_Task directions_. From the entries that follow, work out how many lines contain "product". Write the number only.

..........

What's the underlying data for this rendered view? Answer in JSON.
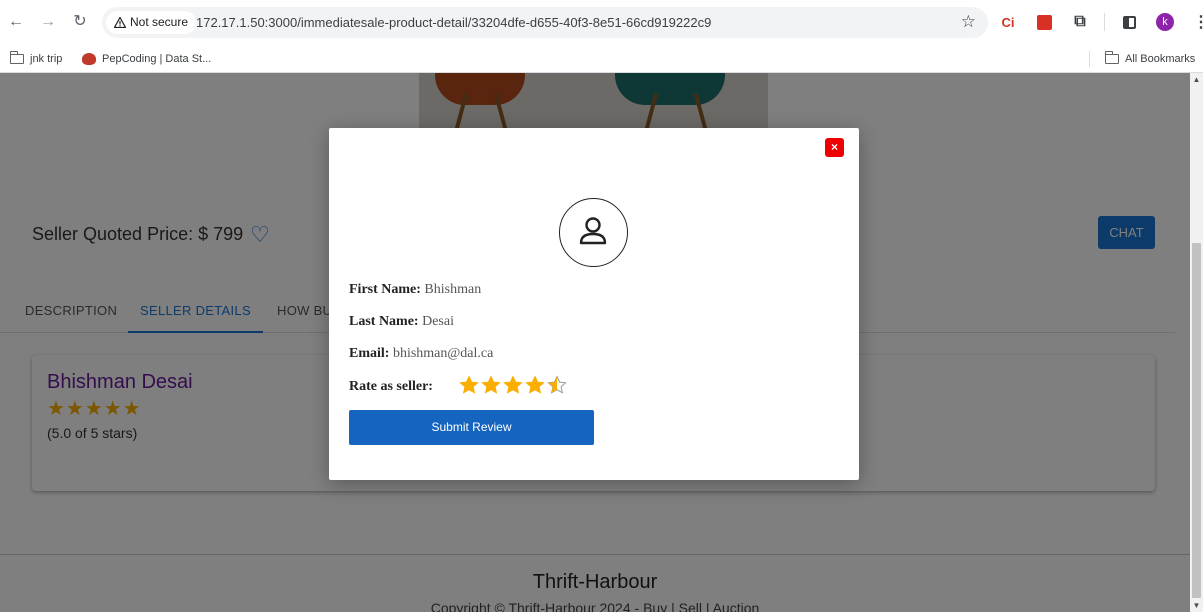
{
  "browser": {
    "nav": {
      "back": "←",
      "forward": "→",
      "reload": "↻"
    },
    "security_label": "Not secure",
    "url": "172.17.1.50:3000/immediatesale-product-detail/33204dfe-d655-40f3-8e51-66cd919222c9",
    "extensions": {
      "ci_label": "Ci",
      "profile_initial": "k"
    },
    "bookmarks": [
      {
        "label": "jnk trip",
        "icon": "folder-icon"
      },
      {
        "label": "PepCoding | Data St...",
        "icon": "pepcoding-icon"
      }
    ],
    "all_bookmarks_label": "All Bookmarks"
  },
  "product": {
    "price_label": "Seller Quoted Price: $ 799",
    "chat_label": "CHAT"
  },
  "tabs": [
    {
      "label": "DESCRIPTION",
      "active": false
    },
    {
      "label": "SELLER DETAILS",
      "active": true
    },
    {
      "label": "HOW BU",
      "active": false
    }
  ],
  "seller_card": {
    "name": "Bhishman Desai",
    "stars": "★★★★★",
    "rating_text": "(5.0 of 5 stars)"
  },
  "footer": {
    "brand": "Thrift-Harbour",
    "copyright": "Copyright © Thrift-Harbour 2024 - Buy | Sell | Auction"
  },
  "modal": {
    "close_glyph": "×",
    "first_name_label": "First Name:",
    "first_name": "Bhishman",
    "last_name_label": "Last Name:",
    "last_name": "Desai",
    "email_label": "Email:",
    "email": "bhishman@dal.ca",
    "rate_label": "Rate as seller:",
    "rating_value": 4.5,
    "rating_max": 5,
    "submit_label": "Submit Review"
  },
  "colors": {
    "accent": "#1976d2",
    "submit": "#1565c0",
    "star": "#faaf00",
    "seller_name": "#6a1b9a",
    "close": "#ee0000"
  }
}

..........

_Task answer_. 2